Please write out all the data that follows exactly, without the pictures.

(Data extracts):
* * * * * * * * *

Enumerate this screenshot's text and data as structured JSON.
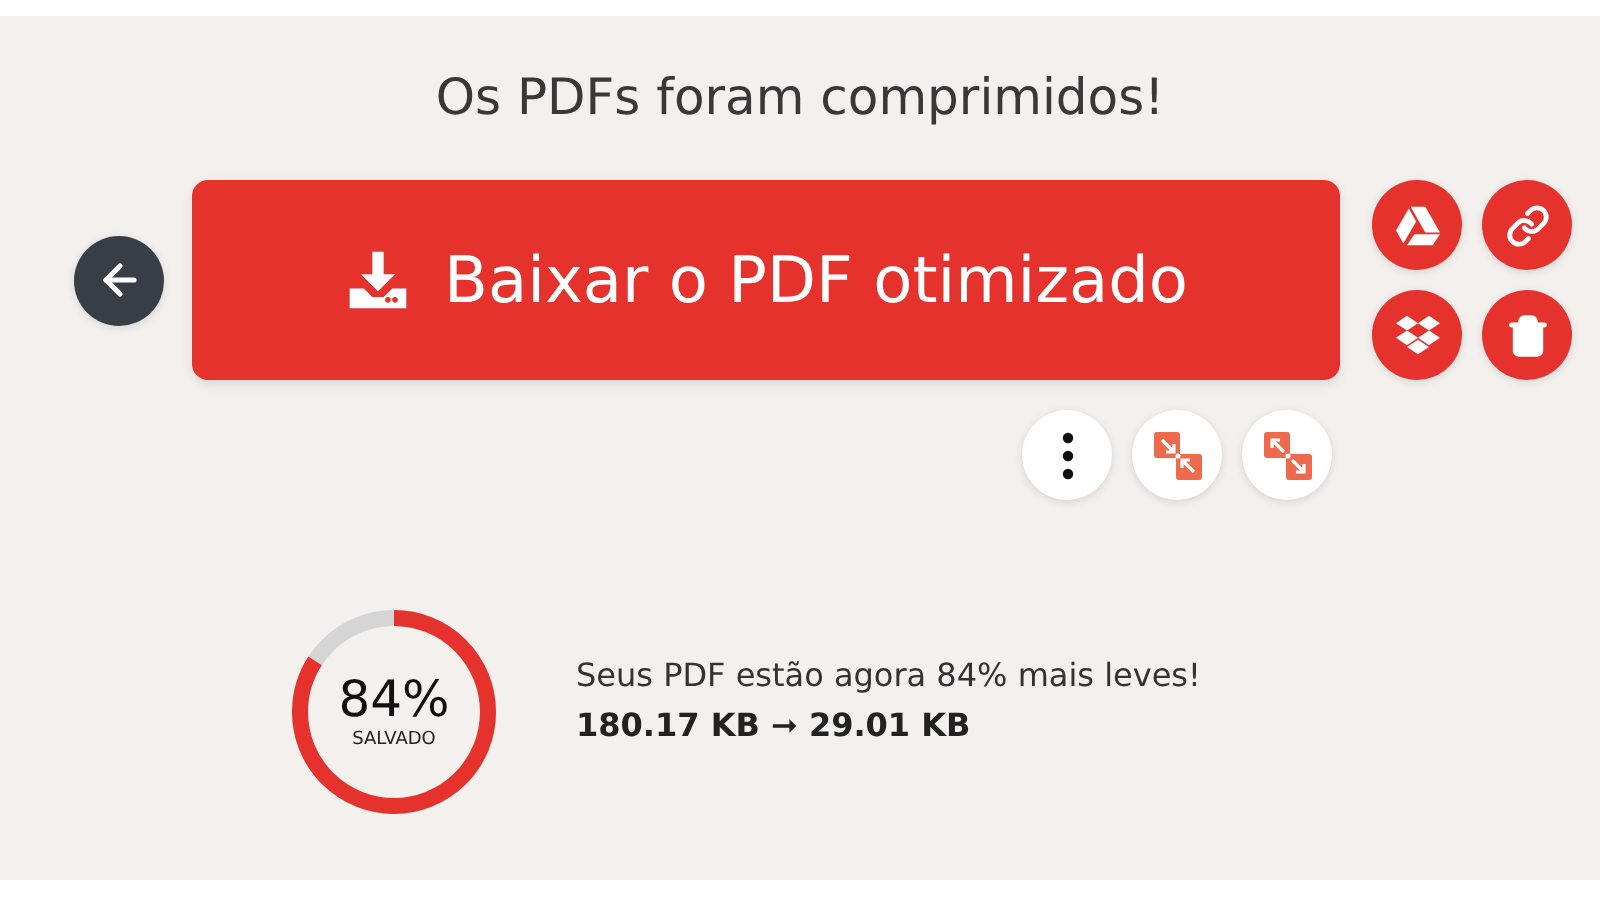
{
  "title": "Os PDFs foram comprimidos!",
  "download_button": {
    "label": "Baixar o PDF otimizado"
  },
  "savings": {
    "percent": "84%",
    "caption": "SALVADO",
    "message": "Seus PDF estão agora 84% mais leves!",
    "sizes": "180.17 KB ➞ 29.01 KB"
  }
}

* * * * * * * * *

(Finished task):
Enumerate this screenshot's text and data as structured JSON.
{
  "title": "Os PDFs foram comprimidos!",
  "download_button": {
    "label": "Baixar o PDF otimizado"
  },
  "savings": {
    "percent": "84%",
    "caption": "SALVADO",
    "message": "Seus PDF estão agora 84% mais leves!",
    "sizes": "180.17 KB ➞ 29.01 KB"
  }
}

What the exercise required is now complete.